The Nashua Police Department is implementing an incentive program to keep its force in top physical and mental shape.
New Hampshire state standards require police officers to perform, at minimum, within the 35th percentile of the Cooper Aerobics Institute Standards for their physical fitness exams.
“Which is abysmally low and embarrassing to say in public,” said Deputy Chief James Testaverde of the Nashua Police Department. “That is the state standard. It is not the Nashua Police Department standard.”
Last week, city officials approved an agreement with the Nashua Police Patrolman’s Association and the Nashua Police Supervisor’s Association to offer an optional Wellness Incentive Physical Fitness Test, which would replace the traditional physical fitness test.
The objective is to encourage officers to keep as fit as possible, explained Alderman Richard Dowd.
“It is totally on a voluntary basis,” said Testaverde.
The exam consists of bench presses, sit-ups, push-ups and a 1.5-mile run.
Anyone who scores at or above the 80th percentile for each of the test sections will, under the incentive program, receive one paid day off from work — essentially a wellness day, he said.
Anyone who scores at or above the 90th percentile for each of the test sections will be permitted two paid days off from work; major holidays are not allowed and administration can deny requests if they will incur overtime.
“Wellness promotes good physical health. It promotes good mental health. It promotes longevity and retention in this field and also cuts down on absenteeism,” said the deputy, stressing the need for officers to be in top physical shape.
Lori Wilshire, president of the Board of Aldermen, praised the police department for taking steps to improve the health of its officers.
“Thirty-five percent seems like the bar is set really low,” Wilshire said of the state standards.

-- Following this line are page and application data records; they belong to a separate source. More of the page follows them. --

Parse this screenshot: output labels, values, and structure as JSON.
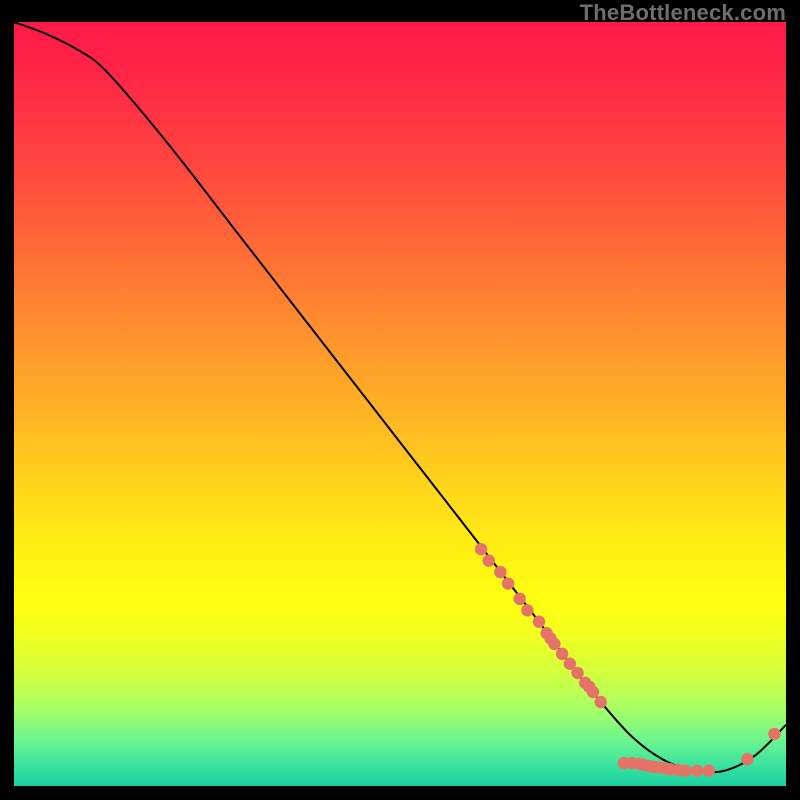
{
  "watermark": "TheBottleneck.com",
  "chart_data": {
    "type": "line",
    "title": "",
    "xlabel": "",
    "ylabel": "",
    "xlim": [
      0,
      100
    ],
    "ylim": [
      0,
      100
    ],
    "series": [
      {
        "name": "curve",
        "x": [
          0,
          4,
          8,
          12,
          20,
          30,
          40,
          50,
          60,
          68,
          72,
          76,
          80,
          84,
          88,
          92,
          96,
          100
        ],
        "y": [
          100,
          98.5,
          96.5,
          93.5,
          84,
          71,
          58,
          45,
          32,
          21.5,
          16,
          11,
          6.5,
          3.5,
          2,
          2,
          4,
          8
        ]
      }
    ],
    "markers": [
      {
        "x": 60.5,
        "y": 31.0
      },
      {
        "x": 61.5,
        "y": 29.5
      },
      {
        "x": 63.0,
        "y": 28.0
      },
      {
        "x": 64.0,
        "y": 26.5
      },
      {
        "x": 65.5,
        "y": 24.5
      },
      {
        "x": 66.5,
        "y": 23.0
      },
      {
        "x": 68.0,
        "y": 21.5
      },
      {
        "x": 69.0,
        "y": 20.0
      },
      {
        "x": 69.5,
        "y": 19.3
      },
      {
        "x": 70.0,
        "y": 18.6
      },
      {
        "x": 71.0,
        "y": 17.3
      },
      {
        "x": 72.0,
        "y": 16.0
      },
      {
        "x": 73.0,
        "y": 14.8
      },
      {
        "x": 74.0,
        "y": 13.5
      },
      {
        "x": 74.5,
        "y": 13.0
      },
      {
        "x": 75.0,
        "y": 12.3
      },
      {
        "x": 76.0,
        "y": 11.0
      },
      {
        "x": 79.0,
        "y": 3.0
      },
      {
        "x": 80.0,
        "y": 3.0
      },
      {
        "x": 81.0,
        "y": 2.9
      },
      {
        "x": 81.5,
        "y": 2.8
      },
      {
        "x": 82.3,
        "y": 2.6
      },
      {
        "x": 83.0,
        "y": 2.5
      },
      {
        "x": 83.8,
        "y": 2.4
      },
      {
        "x": 84.5,
        "y": 2.3
      },
      {
        "x": 85.0,
        "y": 2.2
      },
      {
        "x": 86.0,
        "y": 2.1
      },
      {
        "x": 87.0,
        "y": 2.0
      },
      {
        "x": 88.5,
        "y": 2.0
      },
      {
        "x": 90.0,
        "y": 2.0
      },
      {
        "x": 95.0,
        "y": 3.5
      },
      {
        "x": 98.5,
        "y": 6.8
      }
    ],
    "gradient_stops": [
      {
        "offset": 0.0,
        "color": "#ff1a49"
      },
      {
        "offset": 0.05,
        "color": "#ff2147"
      },
      {
        "offset": 0.12,
        "color": "#ff3343"
      },
      {
        "offset": 0.2,
        "color": "#ff4a3e"
      },
      {
        "offset": 0.3,
        "color": "#ff6c36"
      },
      {
        "offset": 0.4,
        "color": "#ff8e2e"
      },
      {
        "offset": 0.5,
        "color": "#ffb025"
      },
      {
        "offset": 0.6,
        "color": "#ffd21c"
      },
      {
        "offset": 0.7,
        "color": "#fff212"
      },
      {
        "offset": 0.76,
        "color": "#feff10"
      },
      {
        "offset": 0.8,
        "color": "#f2ff1f"
      },
      {
        "offset": 0.85,
        "color": "#d4ff3c"
      },
      {
        "offset": 0.9,
        "color": "#a6ff66"
      },
      {
        "offset": 0.94,
        "color": "#6cf58e"
      },
      {
        "offset": 0.97,
        "color": "#3fe49f"
      },
      {
        "offset": 1.0,
        "color": "#18d0a0"
      }
    ],
    "marker_color": "#e57368",
    "line_color": "#000000"
  }
}
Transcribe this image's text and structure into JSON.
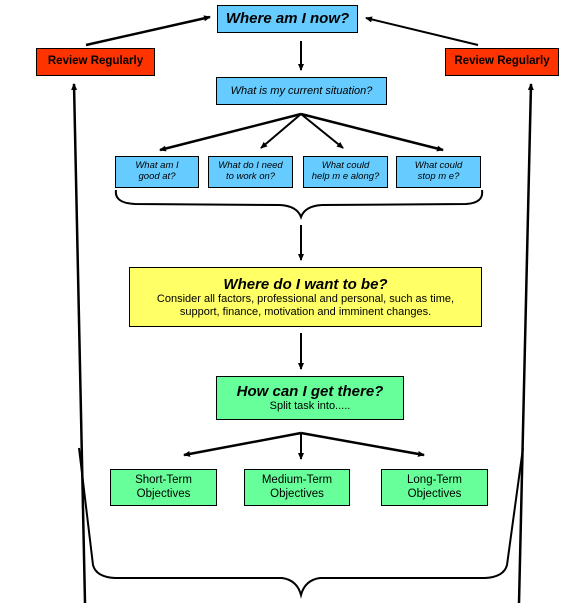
{
  "diagram": {
    "top": {
      "title": "Where am I now?"
    },
    "review_left": {
      "label": "Review Regularly"
    },
    "review_right": {
      "label": "Review Regularly"
    },
    "situation": {
      "label": "What is my current situation?"
    },
    "questions": [
      {
        "line1": "What am I",
        "line2": "good at?"
      },
      {
        "line1": "What do I need",
        "line2": "to work on?"
      },
      {
        "line1": "What could",
        "line2": "help m e along?"
      },
      {
        "line1": "What could",
        "line2": "stop m e?"
      }
    ],
    "want": {
      "title": "Where do I want to be?",
      "line1": "Consider all factors, professional and personal, such as time,",
      "line2": "support, finance, motivation and imminent changes."
    },
    "how": {
      "title": "How can I get there?",
      "subtitle": "Split task into....."
    },
    "objectives": [
      {
        "line1": "Short-Term",
        "line2": "Objectives"
      },
      {
        "line1": "Medium-Term",
        "line2": "Objectives"
      },
      {
        "line1": "Long-Term",
        "line2": "Objectives"
      }
    ],
    "colors": {
      "blue": "#66ccff",
      "red": "#ff3300",
      "yellow": "#ffff66",
      "green": "#66ff99",
      "line": "#000000"
    }
  }
}
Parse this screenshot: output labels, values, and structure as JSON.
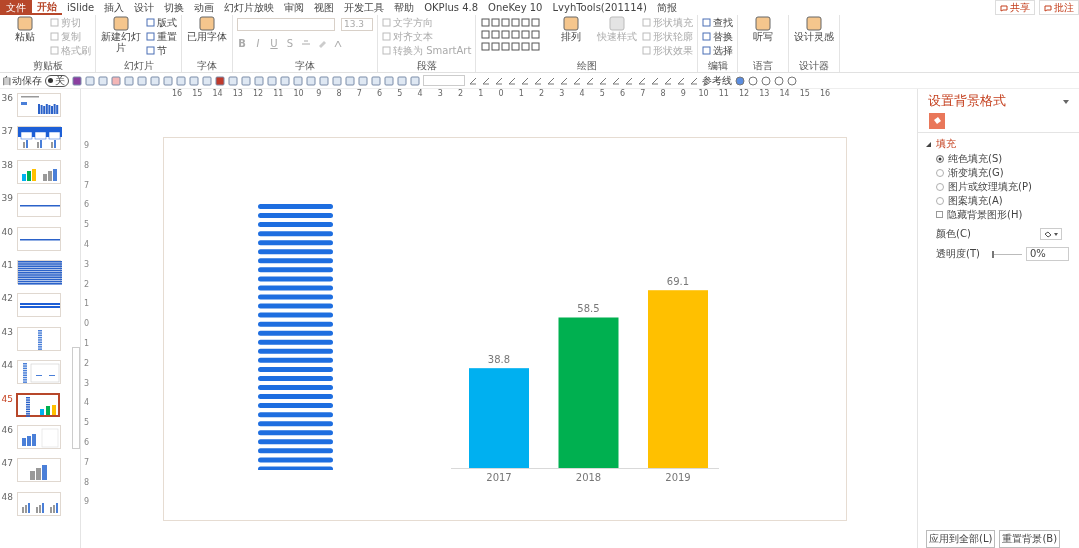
{
  "tabs": [
    {
      "label": "文件",
      "kind": "file",
      "selected": false
    },
    {
      "label": "开始",
      "kind": "tab",
      "selected": true
    },
    {
      "label": "iSlide",
      "kind": "tab",
      "selected": false
    },
    {
      "label": "插入",
      "kind": "tab",
      "selected": false
    },
    {
      "label": "设计",
      "kind": "tab",
      "selected": false
    },
    {
      "label": "切换",
      "kind": "tab",
      "selected": false
    },
    {
      "label": "动画",
      "kind": "tab",
      "selected": false
    },
    {
      "label": "幻灯片放映",
      "kind": "tab",
      "selected": false
    },
    {
      "label": "审阅",
      "kind": "tab",
      "selected": false
    },
    {
      "label": "视图",
      "kind": "tab",
      "selected": false
    },
    {
      "label": "开发工具",
      "kind": "tab",
      "selected": false
    },
    {
      "label": "帮助",
      "kind": "tab",
      "selected": false
    },
    {
      "label": "OKPlus 4.8",
      "kind": "tab",
      "selected": false
    },
    {
      "label": "OneKey 10",
      "kind": "tab",
      "selected": false
    },
    {
      "label": "LvyhTools(201114)",
      "kind": "tab",
      "selected": false
    },
    {
      "label": "简报",
      "kind": "tab",
      "selected": false
    }
  ],
  "header_buttons": [
    "共享",
    "批注"
  ],
  "ribbon": {
    "groups": [
      {
        "label": "剪贴板",
        "items": [
          {
            "kind": "large",
            "label": "粘贴",
            "disabled": false
          },
          {
            "kind": "small",
            "label": "剪切",
            "disabled": true
          },
          {
            "kind": "small",
            "label": "复制",
            "disabled": true
          },
          {
            "kind": "small",
            "label": "格式刷",
            "disabled": true
          }
        ]
      },
      {
        "label": "幻灯片",
        "items": [
          {
            "kind": "large",
            "label": "新建幻灯片",
            "disabled": false
          },
          {
            "kind": "small",
            "label": "版式",
            "disabled": false
          },
          {
            "kind": "small",
            "label": "重置",
            "disabled": false
          },
          {
            "kind": "small",
            "label": "节",
            "disabled": false
          }
        ]
      },
      {
        "label": "字体",
        "items": [
          {
            "kind": "large",
            "label": "已用字体",
            "disabled": false
          }
        ]
      },
      {
        "label": "字体",
        "items": [
          {
            "kind": "fonts",
            "size": "13.3",
            "styles": [
              "B",
              "I",
              "U",
              "S"
            ]
          }
        ]
      },
      {
        "label": "段落",
        "items": [
          {
            "kind": "small",
            "label": "文字方向",
            "disabled": true
          },
          {
            "kind": "small",
            "label": "对齐文本",
            "disabled": true
          },
          {
            "kind": "small",
            "label": "转换为 SmartArt",
            "disabled": true
          }
        ]
      },
      {
        "label": "绘图",
        "items": [
          {
            "kind": "shapes"
          },
          {
            "kind": "large",
            "label": "排列",
            "disabled": false
          },
          {
            "kind": "large",
            "label": "快速样式",
            "disabled": true
          },
          {
            "kind": "small",
            "label": "形状填充",
            "disabled": true
          },
          {
            "kind": "small",
            "label": "形状轮廓",
            "disabled": true
          },
          {
            "kind": "small",
            "label": "形状效果",
            "disabled": true
          }
        ]
      },
      {
        "label": "编辑",
        "items": [
          {
            "kind": "small",
            "label": "查找",
            "disabled": false
          },
          {
            "kind": "small",
            "label": "替换",
            "disabled": false
          },
          {
            "kind": "small",
            "label": "选择",
            "disabled": false
          }
        ]
      },
      {
        "label": "语言",
        "items": [
          {
            "kind": "large",
            "label": "听写",
            "disabled": false
          }
        ]
      },
      {
        "label": "设计器",
        "items": [
          {
            "kind": "large",
            "label": "设计灵感",
            "disabled": false
          }
        ]
      }
    ]
  },
  "quick_access": {
    "autosave_label": "自动保存",
    "autosave": {
      "on": false,
      "label": "关"
    },
    "guides_label": "参考线"
  },
  "ruler": {
    "horizontal": [
      "16",
      "15",
      "14",
      "13",
      "12",
      "11",
      "10",
      "9",
      "8",
      "7",
      "6",
      "5",
      "4",
      "3",
      "2",
      "1",
      "0",
      "1",
      "2",
      "3",
      "4",
      "5",
      "6",
      "7",
      "8",
      "9",
      "10",
      "11",
      "12",
      "13",
      "14",
      "15",
      "16"
    ],
    "vertical": [
      "9",
      "8",
      "7",
      "6",
      "5",
      "4",
      "3",
      "2",
      "1",
      "0",
      "1",
      "2",
      "3",
      "4",
      "5",
      "6",
      "7",
      "8",
      "9"
    ]
  },
  "slides": [
    {
      "number": "36",
      "kind": "report",
      "selected": false
    },
    {
      "number": "37",
      "kind": "cards",
      "selected": false
    },
    {
      "number": "38",
      "kind": "color-bars",
      "selected": false
    },
    {
      "number": "39",
      "kind": "line",
      "selected": false
    },
    {
      "number": "40",
      "kind": "line",
      "selected": false
    },
    {
      "number": "41",
      "kind": "stripes",
      "selected": false
    },
    {
      "number": "42",
      "kind": "band",
      "selected": false
    },
    {
      "number": "43",
      "kind": "stripe-column",
      "selected": false
    },
    {
      "number": "44",
      "kind": "stripe-panels",
      "selected": false
    },
    {
      "number": "45",
      "kind": "stripe-bars",
      "selected": true
    },
    {
      "number": "46",
      "kind": "bars-table",
      "selected": false
    },
    {
      "number": "47",
      "kind": "gray-bars",
      "selected": false
    },
    {
      "number": "48",
      "kind": "bar-groups",
      "selected": false
    }
  ],
  "slide": {
    "chart_data": {
      "type": "bar",
      "categories": [
        "2017",
        "2018",
        "2019"
      ],
      "stacked": true,
      "data_labels": true,
      "series": [
        {
          "color": "#00b0f0",
          "values": [
            38.8,
            null,
            null
          ]
        },
        {
          "color": "#00b050",
          "values": [
            null,
            58.5,
            null
          ]
        },
        {
          "color": "#ffc000",
          "values": [
            null,
            null,
            69.1
          ]
        }
      ]
    }
  },
  "format_pane": {
    "title": "设置背景格式",
    "section": {
      "label": "填充",
      "expanded": true
    },
    "fill_options": [
      {
        "label": "纯色填充(S)",
        "selected": true
      },
      {
        "label": "渐变填充(G)",
        "selected": false
      },
      {
        "label": "图片或纹理填充(P)",
        "selected": false
      },
      {
        "label": "图案填充(A)",
        "selected": false
      }
    ],
    "hide_graphics": {
      "label": "隐藏背景图形(H)",
      "checked": false
    },
    "color_label": "颜色(C)",
    "transparency_label": "透明度(T)",
    "transparency": {
      "level": 0,
      "value": "0%"
    },
    "buttons": [
      "应用到全部(L)",
      "重置背景(B)"
    ]
  }
}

While some officers may easily be able to reach the higher incentive standards, Testaverde said the majority of them will have to work to achieve these new levels.
“Again, this is not Navy Seals standards, but we want our officers to be in much, much better physical fitness,” he said.